#### ACTIVITY
Go through the data below and return each line where the string "Informazioni" occurs.

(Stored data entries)
[Start of section]

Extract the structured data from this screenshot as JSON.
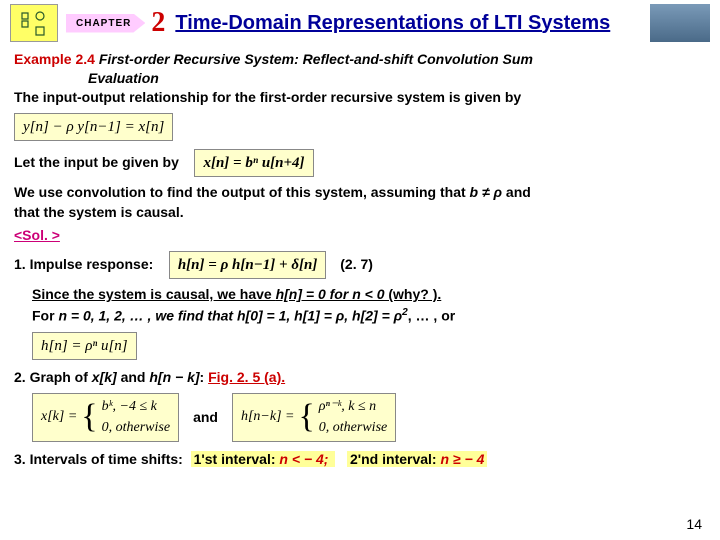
{
  "header": {
    "chapter_label": "CHAPTER",
    "chapter_num": "2",
    "title": "Time-Domain Representations of LTI Systems"
  },
  "example": {
    "tag": "Example 2.4",
    "rest": " First-order Recursive System: Reflect-and-shift Convolution Sum",
    "line2": "Evaluation"
  },
  "rel": "The input-output relationship for the first-order recursive system is given by",
  "eq1": "y[n] − ρ y[n−1] = x[n]",
  "let": "Let the input be given by",
  "eq2": "x[n] = bⁿ u[n+4]",
  "conv1": "We use convolution to find the output of this system, assuming that ",
  "conv1b": "b ≠ ρ",
  "conv1c": " and",
  "conv2": "that the system is causal.",
  "sol": "<Sol. >",
  "step1": "1. Impulse response:",
  "eq3": "h[n] = ρ h[n−1] + δ[n]",
  "eqref1": "(2. 7)",
  "since": "Since the system is causal, we have ",
  "since_u": "h[n] = 0 for n < 0",
  "since_tail": " (why? ).",
  "forvals": "For ",
  "forvals2": "n = 0, 1, 2, … , we find that h[0] = 1, h[1] = ρ, h[2] = ρ",
  "forvals3": ", … , or",
  "eq4": "h[n] = ρⁿ u[n]",
  "step2a": "2. Graph of ",
  "step2b": "x[k]",
  "step2c": " and ",
  "step2d": "h[n − k]",
  "step2e": ": ",
  "step2fig": "Fig. 2. 5 (a).",
  "xk_lhs": "x[k] =",
  "xk_case1": "bᵏ,    −4 ≤ k",
  "xk_case2": "0,    otherwise",
  "and": "and",
  "hk_lhs": "h[n−k] =",
  "hk_case1": "ρⁿ⁻ᵏ,    k ≤ n",
  "hk_case2": "0,    otherwise",
  "step3": "3. Intervals of time shifts:",
  "int1a": "1'st interval: ",
  "int1b": "n < − 4;",
  "int2a": "2'nd interval:  ",
  "int2b": "n ≥ − 4",
  "pagenum": "14"
}
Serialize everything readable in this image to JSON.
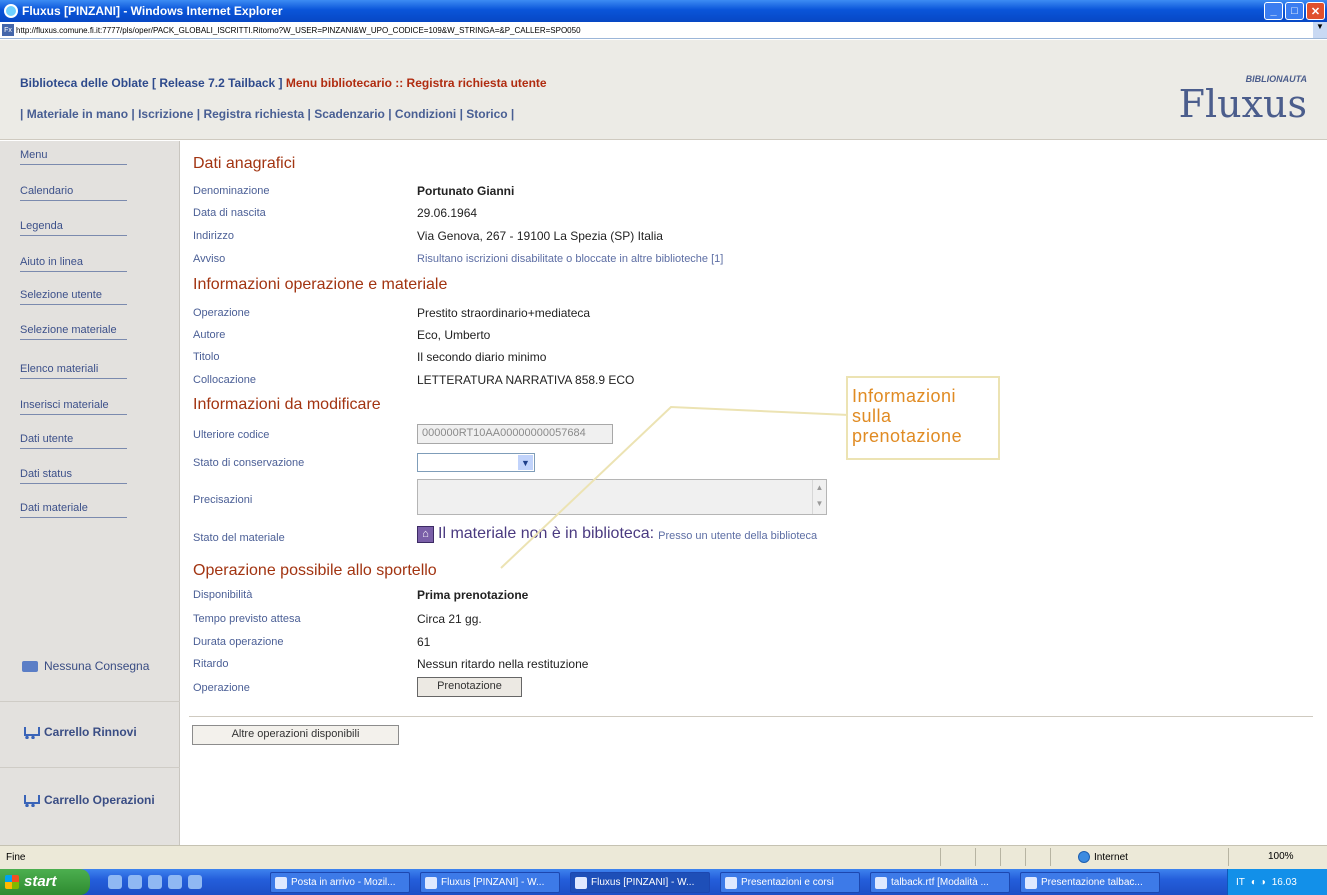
{
  "window": {
    "title": "Fluxus [PINZANI] - Windows Internet Explorer",
    "url": "http://fluxus.comune.fi.it:7777/pls/oper/PACK_GLOBALI_ISCRITTI.Ritorno?W_USER=PINZANI&W_UPO_CODICE=109&W_STRINGA=&P_CALLER=SPO050"
  },
  "header": {
    "library": "Biblioteca delle Oblate [ Release 7.2 Tailback ]",
    "menu_path": "Menu bibliotecario :: Registra richiesta utente",
    "nav": "| Materiale in mano | Iscrizione | Registra richiesta | Scadenzario | Condizioni | Storico |",
    "logo": "Fluxus",
    "logo_tag": "BIBLIONAUTA"
  },
  "sidebar": {
    "items": [
      {
        "label": "Menu"
      },
      {
        "label": "Calendario"
      },
      {
        "label": "Legenda"
      },
      {
        "label": "Aiuto in linea"
      },
      {
        "label": "Selezione utente"
      },
      {
        "label": "Selezione materiale"
      },
      {
        "label": "Elenco materiali"
      },
      {
        "label": "Inserisci materiale"
      },
      {
        "label": "Dati utente"
      },
      {
        "label": "Dati status"
      },
      {
        "label": "Dati materiale"
      }
    ],
    "consegna": "Nessuna Consegna",
    "carrello_rinnovi": "Carrello Rinnovi",
    "carrello_operazioni": "Carrello Operazioni"
  },
  "anagrafici": {
    "heading": "Dati anagrafici",
    "denominazione_label": "Denominazione",
    "denominazione": "Portunato Gianni",
    "nascita_label": "Data di nascita",
    "nascita": "29.06.1964",
    "indirizzo_label": "Indirizzo",
    "indirizzo": "Via Genova, 267 - 19100 La Spezia (SP) Italia",
    "avviso_label": "Avviso",
    "avviso": "Risultano iscrizioni disabilitate o bloccate in altre biblioteche [1]"
  },
  "operazione": {
    "heading": "Informazioni operazione e materiale",
    "operazione_label": "Operazione",
    "operazione": "Prestito straordinario+mediateca",
    "autore_label": "Autore",
    "autore": "Eco, Umberto",
    "titolo_label": "Titolo",
    "titolo": "Il secondo diario minimo",
    "collocazione_label": "Collocazione",
    "collocazione": "LETTERATURA NARRATIVA 858.9 ECO"
  },
  "modifica": {
    "heading": "Informazioni da modificare",
    "codice_label": "Ulteriore codice",
    "codice": "000000RT10AA00000000057684",
    "conservazione_label": "Stato di conservazione",
    "conservazione": "",
    "precisazioni_label": "Precisazioni",
    "precisazioni": "",
    "stato_label": "Stato del materiale",
    "stato_main": "Il materiale non è in biblioteca:",
    "stato_detail": "Presso un utente della biblioteca"
  },
  "sportello": {
    "heading": "Operazione possibile allo sportello",
    "disponibilita_label": "Disponibilità",
    "disponibilita": "Prima prenotazione",
    "attesa_label": "Tempo previsto attesa",
    "attesa": "Circa 21 gg.",
    "durata_label": "Durata operazione",
    "durata": "61",
    "ritardo_label": "Ritardo",
    "ritardo": "Nessun ritardo nella restituzione",
    "operazione_label": "Operazione",
    "prenotazione_button": "Prenotazione"
  },
  "altre_button": "Altre operazioni disponibili",
  "callout": "Informazioni sulla prenotazione",
  "statusbar": {
    "status": "Fine",
    "zone": "Internet",
    "zoom": "100%"
  },
  "taskbar": {
    "start": "start",
    "tasks": [
      "Posta in arrivo - Mozil...",
      "Fluxus [PINZANI] - W...",
      "Fluxus [PINZANI] - W...",
      "Presentazioni e corsi",
      "talback.rtf [Modalità ...",
      "Presentazione talbac..."
    ],
    "lang": "IT",
    "clock": "16.03"
  }
}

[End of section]

#### EXERCISE RESULT
    "heading": "Informazioni operazione e materiale",
    "heading": "Informazioni da modificare",
  "callout": "Informazioni sulla prenotazione",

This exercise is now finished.